I’m shocked by how laid back my parents have been about this. I needed them to start nagging me about it back in January. To tell me that if I didn’t get it together that I’d be uninsured and to stress how bad that is. Why don’t they lecture me about stuff anymore? I needed those lectures and I still need them. Parents, get it together!

Some other things I’d like my parents to casually harass me about:

  1. Get an oil change, Nadine. Your car is hella old (Okay parents, please don’t say hella. I just really wanted to.) and you need to be kind to it.
  2. Floss. Every day.
  3. Save money. Where is your emergency fund? You have to have 5 months of living expenses in an emergency fund!
  4. Are you making a direct deposit to your IRA? No, Nadine, $20 per pay check will not be enough for you to retire. Ever.
  5. Don’t use credit cards. Don’t you dare.
  6. Why do you wait 4 weeks to do laundry? You are a slob.
  7. Stop letting your gas tank get to empty every time and then having a panic attack when you realize that you may actually run out of gas this time.

These can all be followed with phrases like “we taught you better than that”. Seriously. I’ll take the guilt just for the reminders. Parents, you don’t stop being parents just because your kid is an adult. In all fairness, they’re still exceptionally good at that other parent thing: unconditional love. Plus, much of the time they treat me like a *gasp* equal and friend. And yeah, yeah, I know I’m old enough that I should be doing all those things on my own. But still, I miss the reminders.

On that note, I’m going to be indoors for the next two days as we get hit with another epic snowstorm.

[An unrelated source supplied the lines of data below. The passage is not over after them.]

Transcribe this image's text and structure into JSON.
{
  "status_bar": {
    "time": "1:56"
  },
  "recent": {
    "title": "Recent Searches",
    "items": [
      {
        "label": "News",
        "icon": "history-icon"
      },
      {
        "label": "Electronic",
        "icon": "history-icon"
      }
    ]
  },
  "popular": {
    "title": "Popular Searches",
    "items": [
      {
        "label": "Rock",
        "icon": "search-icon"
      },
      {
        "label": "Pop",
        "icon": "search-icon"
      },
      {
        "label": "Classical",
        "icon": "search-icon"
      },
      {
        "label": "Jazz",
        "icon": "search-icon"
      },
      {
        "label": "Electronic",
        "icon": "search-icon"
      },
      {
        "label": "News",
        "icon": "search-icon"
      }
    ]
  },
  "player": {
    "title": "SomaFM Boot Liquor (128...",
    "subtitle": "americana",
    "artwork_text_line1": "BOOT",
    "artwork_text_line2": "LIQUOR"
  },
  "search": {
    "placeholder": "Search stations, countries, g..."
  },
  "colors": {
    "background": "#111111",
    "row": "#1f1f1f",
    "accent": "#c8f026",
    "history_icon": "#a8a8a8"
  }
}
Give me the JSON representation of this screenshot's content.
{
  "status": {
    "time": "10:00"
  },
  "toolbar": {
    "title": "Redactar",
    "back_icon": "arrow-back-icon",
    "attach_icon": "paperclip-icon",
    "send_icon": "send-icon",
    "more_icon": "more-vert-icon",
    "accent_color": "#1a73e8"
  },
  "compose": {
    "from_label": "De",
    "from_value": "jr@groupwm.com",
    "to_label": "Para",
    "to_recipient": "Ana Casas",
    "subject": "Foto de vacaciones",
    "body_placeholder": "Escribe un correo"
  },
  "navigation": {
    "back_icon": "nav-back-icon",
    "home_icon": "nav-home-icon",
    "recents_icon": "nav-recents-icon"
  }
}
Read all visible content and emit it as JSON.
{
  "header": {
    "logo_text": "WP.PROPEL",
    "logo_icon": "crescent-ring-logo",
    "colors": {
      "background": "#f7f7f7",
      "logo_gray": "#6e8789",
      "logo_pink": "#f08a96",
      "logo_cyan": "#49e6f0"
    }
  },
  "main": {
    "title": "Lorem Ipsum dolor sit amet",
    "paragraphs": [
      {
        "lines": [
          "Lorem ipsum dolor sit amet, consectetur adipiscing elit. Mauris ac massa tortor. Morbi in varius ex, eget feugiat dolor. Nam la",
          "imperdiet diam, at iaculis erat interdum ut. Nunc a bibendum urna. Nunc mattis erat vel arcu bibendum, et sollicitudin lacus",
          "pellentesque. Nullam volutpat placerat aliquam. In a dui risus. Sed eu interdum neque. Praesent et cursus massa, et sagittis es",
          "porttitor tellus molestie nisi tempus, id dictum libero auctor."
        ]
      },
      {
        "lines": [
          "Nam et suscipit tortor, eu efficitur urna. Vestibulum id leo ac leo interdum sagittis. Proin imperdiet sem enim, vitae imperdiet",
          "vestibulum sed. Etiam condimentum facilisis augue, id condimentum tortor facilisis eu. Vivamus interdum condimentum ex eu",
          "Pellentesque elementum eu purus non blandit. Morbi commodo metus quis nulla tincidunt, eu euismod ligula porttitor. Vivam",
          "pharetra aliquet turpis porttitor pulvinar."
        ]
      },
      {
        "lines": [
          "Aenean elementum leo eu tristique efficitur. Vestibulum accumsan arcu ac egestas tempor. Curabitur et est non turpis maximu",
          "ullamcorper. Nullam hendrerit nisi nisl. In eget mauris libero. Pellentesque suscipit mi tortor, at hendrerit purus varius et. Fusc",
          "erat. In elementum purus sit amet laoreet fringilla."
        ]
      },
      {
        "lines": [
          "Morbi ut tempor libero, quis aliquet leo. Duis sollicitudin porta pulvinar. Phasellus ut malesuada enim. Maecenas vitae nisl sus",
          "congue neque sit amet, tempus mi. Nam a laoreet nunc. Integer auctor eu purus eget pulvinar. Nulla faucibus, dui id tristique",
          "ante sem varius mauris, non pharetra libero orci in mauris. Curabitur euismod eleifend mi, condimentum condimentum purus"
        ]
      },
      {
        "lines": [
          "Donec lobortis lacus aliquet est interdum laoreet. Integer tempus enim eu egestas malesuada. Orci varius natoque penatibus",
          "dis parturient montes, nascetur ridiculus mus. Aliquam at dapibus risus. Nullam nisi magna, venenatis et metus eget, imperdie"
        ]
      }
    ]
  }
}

Can’t risk slipping on ice and breaking a hip.



This weekend I was at my parents house, standing around the kitchen chatting with my Stepmom. Sometimes I attempt to talk to the non-bloggers in my life about blogging. She’s one of those people who has to hear me use words like sponsor, link up, Pinterest optimization, etc. She also has a plethora (God I love using that word) of ideas and feeds me some good ones. I don’t remember exactly how it came up but she mentioned my “online persona”. “What do you mean?”, I asked, confused. “Who you are on your blog isn’t really you. It’s your online persona.”

In an instant, I felt dishonest. Had I been betraying my readers? Have I been truthful about myself? Who am I, on the internet, if not me? She insisted that it wasn’t a bad thing, but still, it stuck with me.

Later, on the phone with Kaylin, I asked her. “Do you think I have an online persona?”

“Yes,” she replied, no hesitation. “Who you are on your blog isn’t all of you. It’s part of you. I can see you in it.”

I’ve written over 400 blog posts. When you think about it, it seems obvious that I’d never be able to convey exactly who I am, all 25 years of me, in 400 blog posts. There are so many facets of my life that you don’t know about, and never will. There are things I’d be embarrassed to share, things that would embarrass or hurt other people if I shared, and things that are just too private. This isn’t to say that I’m some crazy complex person. It’s just that everyone is an onion. Everyone has a past.

This didn’t just make me think about me. It made me think about you. About other bloggers. Who you are on the internet can never be all of who you are. When I think of what other bloggers don’t know about me, I think about all the things I must not know about them. Sometimes I’ll be reading a blog and realize, huh, she doesn’t talk about this area of her life much. We all have our reasons.

I think what confused me most about discovering my own “online persona” is that it wasn’t done intentionally. I thought I’d been conveying the real me this entire time. I’ve tried to get people who know me in real life to tell me what is different but they can’t pinpoint it. It’s a strange feeling, to feel like I’ve done something wrong in a way. So I guess what I’m asking you to see is that behind the words on your computer screen, there is a whole person. If you’re reading this, you’re a whole person too. No 400, or hell 4,000 blog posts could possibly convey the whole of who you are. That’s what makes life online both beautiful and dangerous.